(DATA PROVIDED):
==========

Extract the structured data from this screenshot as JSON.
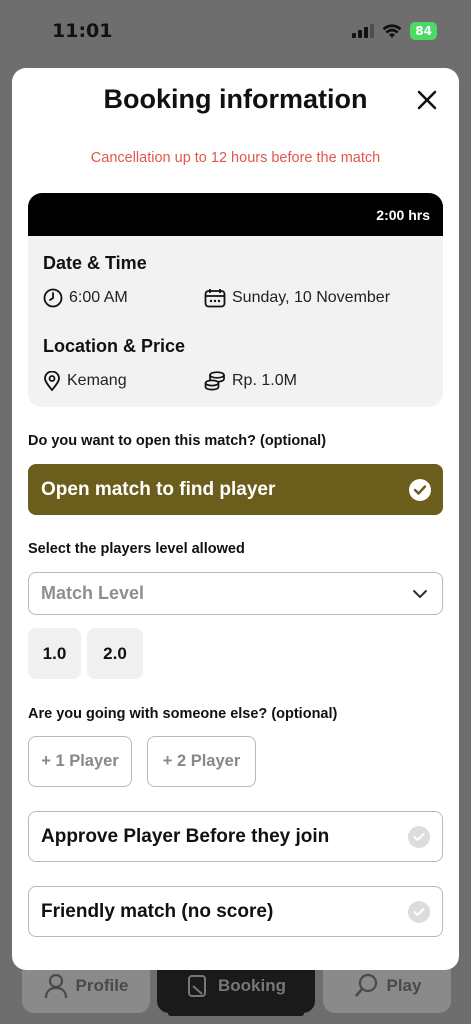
{
  "status_bar": {
    "time": "11:01",
    "battery": "84"
  },
  "tabbar": {
    "profile_label": "Profile",
    "booking_label": "Booking",
    "play_label": "Play"
  },
  "modal": {
    "title": "Booking information",
    "notice": "Cancellation up to 12 hours before the match",
    "notice_color": "#e0584d",
    "duration": "2:00 hrs",
    "datetime_title": "Date & Time",
    "time": "6:00 AM",
    "date": "Sunday, 10 November",
    "location_title": "Location & Price",
    "location": "Kemang",
    "price": "Rp. 1.0M",
    "open_question": "Do you want to open this match? (optional)",
    "open_button": "Open match to find player",
    "accent_color": "#6b5d1b",
    "level_question": "Select the players level allowed",
    "level_placeholder": "Match Level",
    "levels": [
      "1.0",
      "2.0"
    ],
    "company_question": "Are you going with someone else? (optional)",
    "plus_one": "+ 1 Player",
    "plus_two": "+ 2 Player",
    "approve_label": "Approve Player Before they join",
    "friendly_label": "Friendly match (no score)"
  }
}
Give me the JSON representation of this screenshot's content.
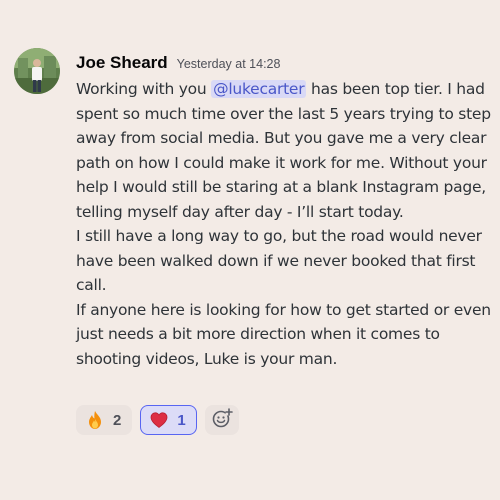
{
  "message": {
    "author": "Joe Sheard",
    "timestamp": "Yesterday at 14:28",
    "paragraphs": [
      {
        "before": "Working with you ",
        "mention": "@lukecarter",
        "after": " has been top tier. I had spent so much time over the last 5 years trying to step away from social media. But you gave me a very clear path on how I could make it work for me. Without your help I would still be staring at a blank Instagram page, telling myself day after day - I’ll start today."
      },
      {
        "text": "I still have a long way to go, but the road would never have been walked down if we never booked that first call."
      },
      {
        "text": "If anyone here is looking for how to get started or even just needs a bit more direction when it comes to shooting videos, Luke is your man."
      }
    ]
  },
  "reactions": [
    {
      "emoji": "fire-icon",
      "count": "2",
      "active": false
    },
    {
      "emoji": "heart-icon",
      "count": "1",
      "active": true
    }
  ],
  "add_reaction_icon": "smile-plus-icon",
  "colors": {
    "background": "#f3ebe6",
    "mention_bg": "#d9d9f6",
    "mention_text": "#4a57c8",
    "active_border": "#5865f2"
  }
}
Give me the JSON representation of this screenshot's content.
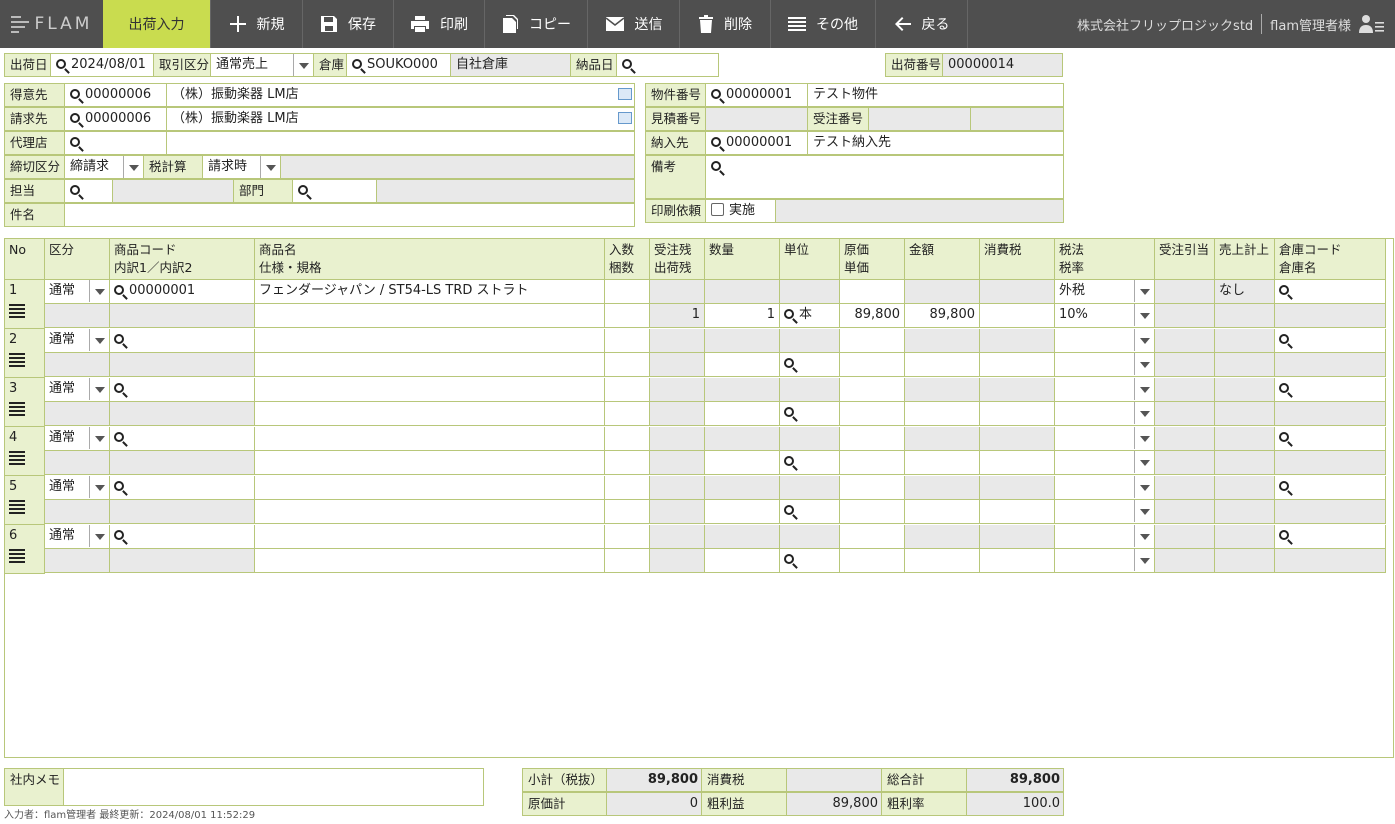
{
  "toolbar": {
    "logo": "FLAM",
    "active_tab": "出荷入力",
    "buttons": {
      "new": "新規",
      "save": "保存",
      "print": "印刷",
      "copy": "コピー",
      "send": "送信",
      "delete": "削除",
      "other": "その他",
      "back": "戻る"
    },
    "company": "株式会社フリップロジックstd",
    "user": "flam管理者様"
  },
  "header": {
    "ship_date_label": "出荷日",
    "ship_date": "2024/08/01",
    "trade_type_label": "取引区分",
    "trade_type": "通常売上",
    "warehouse_label": "倉庫",
    "warehouse_code": "SOUKO000",
    "warehouse_name": "自社倉庫",
    "delivery_date_label": "納品日",
    "delivery_date": "",
    "ship_no_label": "出荷番号",
    "ship_no": "00000014"
  },
  "customer": {
    "customer_label": "得意先",
    "customer_code": "00000006",
    "customer_name": "（株）振動楽器 LM店",
    "billing_label": "請求先",
    "billing_code": "00000006",
    "billing_name": "（株）振動楽器 LM店",
    "agent_label": "代理店",
    "agent_code": "",
    "closing_label": "締切区分",
    "closing": "締請求",
    "tax_calc_label": "税計算",
    "tax_calc": "請求時",
    "staff_label": "担当",
    "staff": "",
    "dept_label": "部門",
    "dept": "",
    "subject_label": "件名",
    "subject": ""
  },
  "project": {
    "project_no_label": "物件番号",
    "project_no": "00000001",
    "project_name": "テスト物件",
    "estimate_label": "見積番号",
    "estimate": "",
    "order_label": "受注番号",
    "order": "",
    "delivery_to_label": "納入先",
    "delivery_to_code": "00000001",
    "delivery_to_name": "テスト納入先",
    "remarks_label": "備考",
    "remarks": "",
    "print_req_label": "印刷依頼",
    "print_req_option": "実施"
  },
  "grid": {
    "headers": {
      "no": "No",
      "kubun": "区分",
      "code1": "商品コード",
      "code2": "内訳1／内訳2",
      "name1": "商品名",
      "name2": "仕様・規格",
      "irisu1": "入数",
      "irisu2": "梱数",
      "zan1": "受注残",
      "zan2": "出荷残",
      "qty": "数量",
      "unit": "単位",
      "cost1": "原価",
      "cost2": "単価",
      "amount": "金額",
      "tax": "消費税",
      "taxlaw1": "税法",
      "taxlaw2": "税率",
      "juchu": "受注引当",
      "uriage": "売上計上",
      "wh1": "倉庫コード",
      "wh2": "倉庫名"
    },
    "rows": [
      {
        "no": "1",
        "kubun": "通常",
        "code": "00000001",
        "name": "フェンダージャパン / ST54-LS TRD ストラト",
        "zan": "1",
        "qty": "1",
        "unit": "本",
        "price": "89,800",
        "amount": "89,800",
        "taxlaw": "外税",
        "taxrate": "10%",
        "uriage": "なし"
      },
      {
        "no": "2",
        "kubun": "通常",
        "code": "",
        "name": "",
        "zan": "",
        "qty": "",
        "unit": "",
        "price": "",
        "amount": "",
        "taxlaw": "",
        "taxrate": "",
        "uriage": ""
      },
      {
        "no": "3",
        "kubun": "通常",
        "code": "",
        "name": "",
        "zan": "",
        "qty": "",
        "unit": "",
        "price": "",
        "amount": "",
        "taxlaw": "",
        "taxrate": "",
        "uriage": ""
      },
      {
        "no": "4",
        "kubun": "通常",
        "code": "",
        "name": "",
        "zan": "",
        "qty": "",
        "unit": "",
        "price": "",
        "amount": "",
        "taxlaw": "",
        "taxrate": "",
        "uriage": ""
      },
      {
        "no": "5",
        "kubun": "通常",
        "code": "",
        "name": "",
        "zan": "",
        "qty": "",
        "unit": "",
        "price": "",
        "amount": "",
        "taxlaw": "",
        "taxrate": "",
        "uriage": ""
      },
      {
        "no": "6",
        "kubun": "通常",
        "code": "",
        "name": "",
        "zan": "",
        "qty": "",
        "unit": "",
        "price": "",
        "amount": "",
        "taxlaw": "",
        "taxrate": "",
        "uriage": ""
      }
    ]
  },
  "footer": {
    "memo_label": "社内メモ",
    "memo": "",
    "subtotal_label": "小計（税抜）",
    "subtotal": "89,800",
    "tax_label": "消費税",
    "tax": "",
    "total_label": "総合計",
    "total": "89,800",
    "cost_label": "原価計",
    "cost": "0",
    "profit_label": "粗利益",
    "profit": "89,800",
    "margin_label": "粗利率",
    "margin": "100.0",
    "meta": "入力者：flam管理者 最終更新：2024/08/01 11:52:29"
  }
}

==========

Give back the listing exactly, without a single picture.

Extract the structured data from this screenshot as JSON.
{
  "status_bar": {
    "time": "11:01",
    "battery": "84"
  },
  "tabbar": {
    "profile_label": "Profile",
    "booking_label": "Booking",
    "play_label": "Play"
  },
  "modal": {
    "title": "Booking information",
    "notice": "Cancellation up to 12 hours before the match",
    "notice_color": "#e0584d",
    "duration": "2:00 hrs",
    "datetime_title": "Date & Time",
    "time": "6:00 AM",
    "date": "Sunday, 10 November",
    "location_title": "Location & Price",
    "location": "Kemang",
    "price": "Rp. 1.0M",
    "open_question": "Do you want to open this match? (optional)",
    "open_button": "Open match to find player",
    "accent_color": "#6b5d1b",
    "level_question": "Select the players level allowed",
    "level_placeholder": "Match Level",
    "levels": [
      "1.0",
      "2.0"
    ],
    "company_question": "Are you going with someone else? (optional)",
    "plus_one": "+ 1 Player",
    "plus_two": "+ 2 Player",
    "approve_label": "Approve Player Before they join",
    "friendly_label": "Friendly match (no score)"
  }
}
Give me the JSON representation of this screenshot's content.
{
  "message": {
    "author": "Joe Sheard",
    "timestamp": "Yesterday at 14:28",
    "paragraphs": [
      {
        "before": "Working with you ",
        "mention": "@lukecarter",
        "after": " has been top tier. I had spent so much time over the last 5 years trying to step away from social media. But you gave me a very clear path on how I could make it work for me. Without your help I would still be staring at a blank Instagram page, telling myself day after day - I’ll start today."
      },
      {
        "text": "I still have a long way to go, but the road would never have been walked down if we never booked that first call."
      },
      {
        "text": "If anyone here is looking for how to get started or even just needs a bit more direction when it comes to shooting videos, Luke is your man."
      }
    ]
  },
  "reactions": [
    {
      "emoji": "fire-icon",
      "count": "2",
      "active": false
    },
    {
      "emoji": "heart-icon",
      "count": "1",
      "active": true
    }
  ],
  "add_reaction_icon": "smile-plus-icon",
  "colors": {
    "background": "#f3ebe6",
    "mention_bg": "#d9d9f6",
    "mention_text": "#4a57c8",
    "active_border": "#5865f2"
  }
}
Give me the JSON representation of this screenshot's content.
{
  "toolbar": {
    "logo": "FLAM",
    "active_tab": "出荷入力",
    "buttons": {
      "new": "新規",
      "save": "保存",
      "print": "印刷",
      "copy": "コピー",
      "send": "送信",
      "delete": "削除",
      "other": "その他",
      "back": "戻る"
    },
    "company": "株式会社フリップロジックstd",
    "user": "flam管理者様"
  },
  "header": {
    "ship_date_label": "出荷日",
    "ship_date": "2024/08/01",
    "trade_type_label": "取引区分",
    "trade_type": "通常売上",
    "warehouse_label": "倉庫",
    "warehouse_code": "SOUKO000",
    "warehouse_name": "自社倉庫",
    "delivery_date_label": "納品日",
    "delivery_date": "",
    "ship_no_label": "出荷番号",
    "ship_no": "00000014"
  },
  "customer": {
    "customer_label": "得意先",
    "customer_code": "00000006",
    "customer_name": "（株）振動楽器 LM店",
    "billing_label": "請求先",
    "billing_code": "00000006",
    "billing_name": "（株）振動楽器 LM店",
    "agent_label": "代理店",
    "agent_code": "",
    "closing_label": "締切区分",
    "closing": "締請求",
    "tax_calc_label": "税計算",
    "tax_calc": "請求時",
    "staff_label": "担当",
    "staff": "",
    "dept_label": "部門",
    "dept": "",
    "subject_label": "件名",
    "subject": ""
  },
  "project": {
    "project_no_label": "物件番号",
    "project_no": "00000001",
    "project_name": "テスト物件",
    "estimate_label": "見積番号",
    "estimate": "",
    "order_label": "受注番号",
    "order": "",
    "delivery_to_label": "納入先",
    "delivery_to_code": "00000001",
    "delivery_to_name": "テスト納入先",
    "remarks_label": "備考",
    "remarks": "",
    "print_req_label": "印刷依頼",
    "print_req_option": "実施"
  },
  "grid": {
    "headers": {
      "no": "No",
      "kubun": "区分",
      "code1": "商品コード",
      "code2": "内訳1／内訳2",
      "name1": "商品名",
      "name2": "仕様・規格",
      "irisu1": "入数",
      "irisu2": "梱数",
      "zan1": "受注残",
      "zan2": "出荷残",
      "qty": "数量",
      "unit": "単位",
      "cost1": "原価",
      "cost2": "単価",
      "amount": "金額",
      "tax": "消費税",
      "taxlaw1": "税法",
      "taxlaw2": "税率",
      "juchu": "受注引当",
      "uriage": "売上計上",
      "wh1": "倉庫コード",
      "wh2": "倉庫名"
    },
    "rows": [
      {
        "no": "1",
        "kubun": "通常",
        "code": "00000001",
        "name": "フェンダージャパン / ST54-LS TRD ストラト",
        "zan": "1",
        "qty": "1",
        "unit": "本",
        "price": "89,800",
        "amount": "89,800",
        "taxlaw": "外税",
        "taxrate": "10%",
        "uriage": "なし"
      },
      {
        "no": "2",
        "kubun": "通常",
        "code": "",
        "name": "",
        "zan": "",
        "qty": "",
        "unit": "",
        "price": "",
        "amount": "",
        "taxlaw": "",
        "taxrate": "",
        "uriage": ""
      },
      {
        "no": "3",
        "kubun": "通常",
        "code": "",
        "name": "",
        "zan": "",
        "qty": "",
        "unit": "",
        "price": "",
        "amount": "",
        "taxlaw": "",
        "taxrate": "",
        "uriage": ""
      },
      {
        "no": "4",
        "kubun": "通常",
        "code": "",
        "name": "",
        "zan": "",
        "qty": "",
        "unit": "",
        "price": "",
        "amount": "",
        "taxlaw": "",
        "taxrate": "",
        "uriage": ""
      },
      {
        "no": "5",
        "kubun": "通常",
        "code": "",
        "name": "",
        "zan": "",
        "qty": "",
        "unit": "",
        "price": "",
        "amount": "",
        "taxlaw": "",
        "taxrate": "",
        "uriage": ""
      },
      {
        "no": "6",
        "kubun": "通常",
        "code": "",
        "name": "",
        "zan": "",
        "qty": "",
        "unit": "",
        "price": "",
        "amount": "",
        "taxlaw": "",
        "taxrate": "",
        "uriage": ""
      }
    ]
  },
  "footer": {
    "memo_label": "社内メモ",
    "memo": "",
    "subtotal_label": "小計（税抜）",
    "subtotal": "89,800",
    "tax_label": "消費税",
    "tax": "",
    "total_label": "総合計",
    "total": "89,800",
    "cost_label": "原価計",
    "cost": "0",
    "profit_label": "粗利益",
    "profit": "89,800",
    "margin_label": "粗利率",
    "margin": "100.0",
    "meta": "入力者：flam管理者 最終更新：2024/08/01 11:52:29"
  }
}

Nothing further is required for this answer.